(Items from a dataset)
.....

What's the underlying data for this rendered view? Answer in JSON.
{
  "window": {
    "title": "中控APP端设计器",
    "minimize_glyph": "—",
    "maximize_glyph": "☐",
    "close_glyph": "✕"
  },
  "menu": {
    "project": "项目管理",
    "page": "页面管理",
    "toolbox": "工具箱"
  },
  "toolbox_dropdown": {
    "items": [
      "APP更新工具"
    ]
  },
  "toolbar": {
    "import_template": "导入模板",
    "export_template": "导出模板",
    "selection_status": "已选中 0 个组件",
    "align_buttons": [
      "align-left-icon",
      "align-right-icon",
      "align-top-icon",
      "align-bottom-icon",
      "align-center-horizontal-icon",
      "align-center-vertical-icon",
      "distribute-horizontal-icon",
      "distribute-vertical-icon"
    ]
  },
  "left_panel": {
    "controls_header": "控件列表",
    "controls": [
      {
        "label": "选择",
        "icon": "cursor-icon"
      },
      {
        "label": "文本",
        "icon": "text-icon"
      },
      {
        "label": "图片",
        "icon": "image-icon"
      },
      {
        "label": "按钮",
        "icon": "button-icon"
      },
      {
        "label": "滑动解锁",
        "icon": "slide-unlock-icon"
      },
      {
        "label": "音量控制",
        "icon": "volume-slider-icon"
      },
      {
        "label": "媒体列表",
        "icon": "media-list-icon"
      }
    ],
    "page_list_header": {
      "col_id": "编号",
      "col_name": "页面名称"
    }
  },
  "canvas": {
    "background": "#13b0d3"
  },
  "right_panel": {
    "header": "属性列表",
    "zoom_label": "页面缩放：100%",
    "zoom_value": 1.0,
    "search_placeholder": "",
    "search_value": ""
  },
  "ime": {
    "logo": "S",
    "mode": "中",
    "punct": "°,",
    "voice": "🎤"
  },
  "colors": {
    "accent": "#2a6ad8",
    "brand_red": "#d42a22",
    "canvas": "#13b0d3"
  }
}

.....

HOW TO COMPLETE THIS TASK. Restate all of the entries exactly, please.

SOLUTION TO THE EXERCISE.
What's the underlying data for this rendered view? Answer in JSON.
{
  "window": {
    "title": "中控APP端设计器",
    "minimize_glyph": "—",
    "maximize_glyph": "☐",
    "close_glyph": "✕"
  },
  "menu": {
    "project": "项目管理",
    "page": "页面管理",
    "toolbox": "工具箱"
  },
  "toolbox_dropdown": {
    "items": [
      "APP更新工具"
    ]
  },
  "toolbar": {
    "import_template": "导入模板",
    "export_template": "导出模板",
    "selection_status": "已选中 0 个组件",
    "align_buttons": [
      "align-left-icon",
      "align-right-icon",
      "align-top-icon",
      "align-bottom-icon",
      "align-center-horizontal-icon",
      "align-center-vertical-icon",
      "distribute-horizontal-icon",
      "distribute-vertical-icon"
    ]
  },
  "left_panel": {
    "controls_header": "控件列表",
    "controls": [
      {
        "label": "选择",
        "icon": "cursor-icon"
      },
      {
        "label": "文本",
        "icon": "text-icon"
      },
      {
        "label": "图片",
        "icon": "image-icon"
      },
      {
        "label": "按钮",
        "icon": "button-icon"
      },
      {
        "label": "滑动解锁",
        "icon": "slide-unlock-icon"
      },
      {
        "label": "音量控制",
        "icon": "volume-slider-icon"
      },
      {
        "label": "媒体列表",
        "icon": "media-list-icon"
      }
    ],
    "page_list_header": {
      "col_id": "编号",
      "col_name": "页面名称"
    }
  },
  "canvas": {
    "background": "#13b0d3"
  },
  "right_panel": {
    "header": "属性列表",
    "zoom_label": "页面缩放：100%",
    "zoom_value": 1.0,
    "search_placeholder": "",
    "search_value": ""
  },
  "ime": {
    "logo": "S",
    "mode": "中",
    "punct": "°,",
    "voice": "🎤"
  },
  "colors": {
    "accent": "#2a6ad8",
    "brand_red": "#d42a22",
    "canvas": "#13b0d3"
  }
}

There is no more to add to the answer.